Assigned task: Check every line of the data below for "Resort". Copy each one that has it.

Dataset rows describing interfaces:
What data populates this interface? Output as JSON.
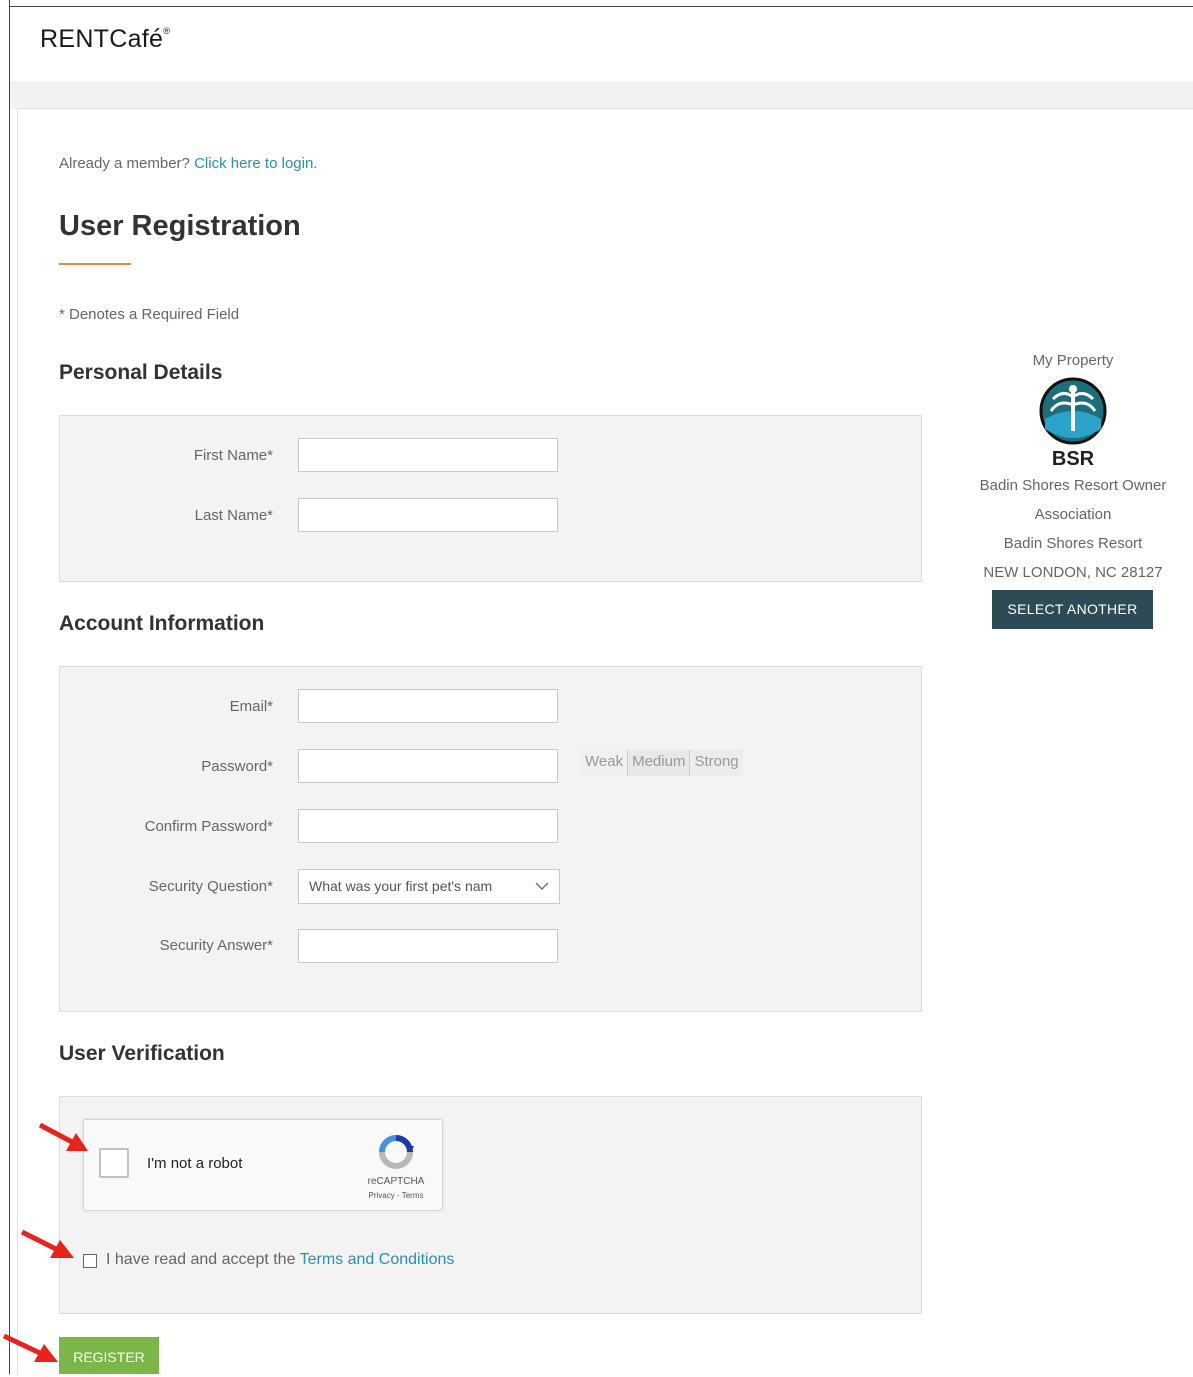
{
  "brand": {
    "name": "RENTCafé",
    "registered": "®"
  },
  "login_prompt": {
    "text": "Already a member?",
    "link": "Click here to login."
  },
  "page_title": "User Registration",
  "required_note": "* Denotes a Required Field",
  "personal_details": {
    "title": "Personal Details",
    "fields": {
      "first_name": "First Name*",
      "last_name": "Last Name*"
    }
  },
  "account_information": {
    "title": "Account Information",
    "fields": {
      "email": "Email*",
      "password": "Password*",
      "confirm_password": "Confirm Password*",
      "security_question": "Security Question*",
      "security_answer": "Security Answer*"
    },
    "security_question_value": "What was your first pet's nam",
    "password_strength": [
      "Weak",
      "Medium",
      "Strong"
    ]
  },
  "user_verification": {
    "title": "User Verification",
    "recaptcha": {
      "label": "I'm not a robot",
      "brand": "reCAPTCHA",
      "links": "Privacy - Terms"
    },
    "terms": {
      "text": "I have read and accept the",
      "link": "Terms and Conditions"
    }
  },
  "register_button": "REGISTER",
  "property": {
    "heading": "My Property",
    "abbrev": "BSR",
    "name_line1": "Badin Shores Resort Owner",
    "name_line2": "Association",
    "community": "Badin Shores Resort",
    "location": "NEW LONDON, NC 28127",
    "button": "SELECT ANOTHER"
  },
  "colors": {
    "accent_link": "#2a8fb0",
    "register_green": "#7ab648",
    "select_button": "#2f4a57",
    "title_rule": "#e08a3c",
    "annotation_arrow": "#e8231b"
  }
}
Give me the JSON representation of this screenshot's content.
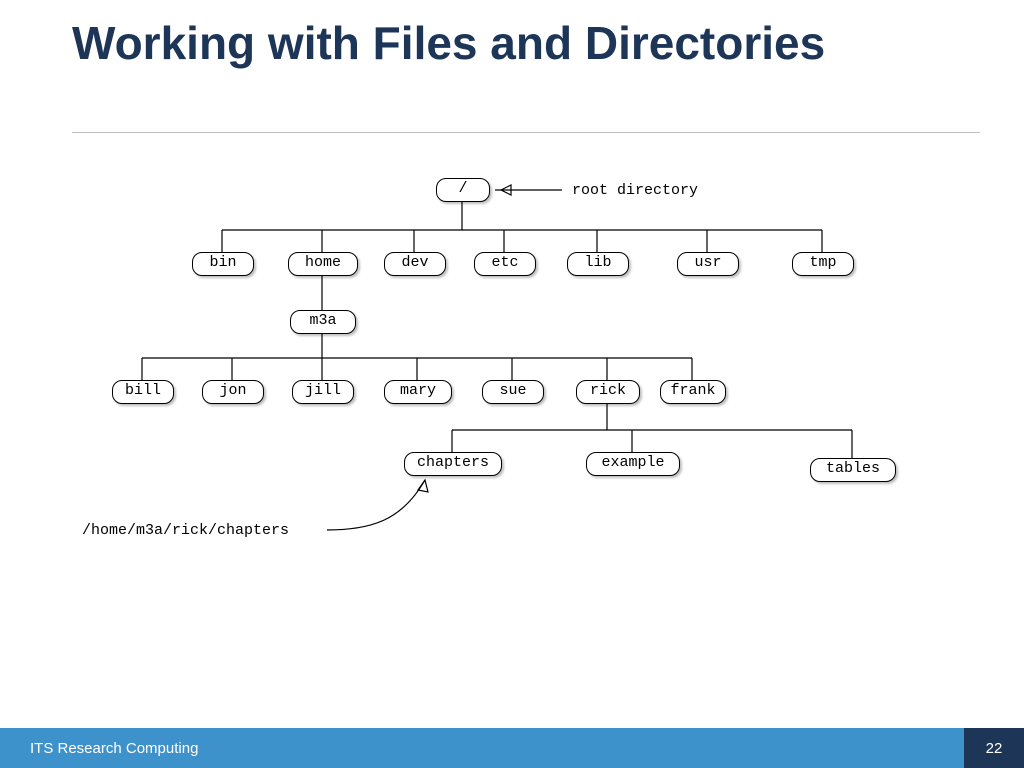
{
  "title": "Working with Files and Directories",
  "footer": {
    "text": "ITS Research Computing",
    "page": "22"
  },
  "diagram": {
    "root_label": "root directory",
    "path_annotation": "/home/m3a/rick/chapters",
    "nodes": {
      "root": "/",
      "bin": "bin",
      "home": "home",
      "dev": "dev",
      "etc": "etc",
      "lib": "lib",
      "usr": "usr",
      "tmp": "tmp",
      "m3a": "m3a",
      "bill": "bill",
      "jon": "jon",
      "jill": "jill",
      "mary": "mary",
      "sue": "sue",
      "rick": "rick",
      "frank": "frank",
      "chapters": "chapters",
      "example": "example",
      "tables": "tables"
    }
  },
  "chart_data": {
    "type": "tree",
    "title": "Unix filesystem directory tree",
    "structure": {
      "name": "/",
      "annotation": "root directory",
      "children": [
        {
          "name": "bin"
        },
        {
          "name": "home",
          "children": [
            {
              "name": "m3a",
              "children": [
                {
                  "name": "bill"
                },
                {
                  "name": "jon"
                },
                {
                  "name": "jill"
                },
                {
                  "name": "mary"
                },
                {
                  "name": "sue"
                },
                {
                  "name": "rick",
                  "children": [
                    {
                      "name": "chapters",
                      "annotation": "/home/m3a/rick/chapters"
                    },
                    {
                      "name": "example"
                    },
                    {
                      "name": "tables"
                    }
                  ]
                },
                {
                  "name": "frank"
                }
              ]
            }
          ]
        },
        {
          "name": "dev"
        },
        {
          "name": "etc"
        },
        {
          "name": "lib"
        },
        {
          "name": "usr"
        },
        {
          "name": "tmp"
        }
      ]
    }
  }
}
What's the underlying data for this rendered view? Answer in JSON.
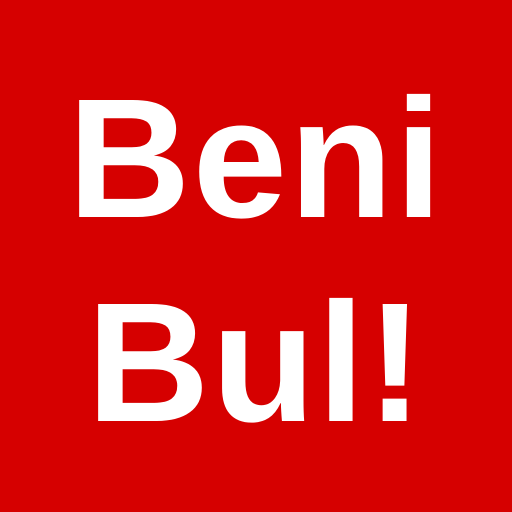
{
  "tile": {
    "line1": "Beni",
    "line2": "Bul!"
  },
  "colors": {
    "background": "#d60000",
    "text": "#ffffff"
  }
}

Solution to this exercise:
    "name_line1": "Badin Shores Resort Owner",
    "community": "Badin Shores Resort",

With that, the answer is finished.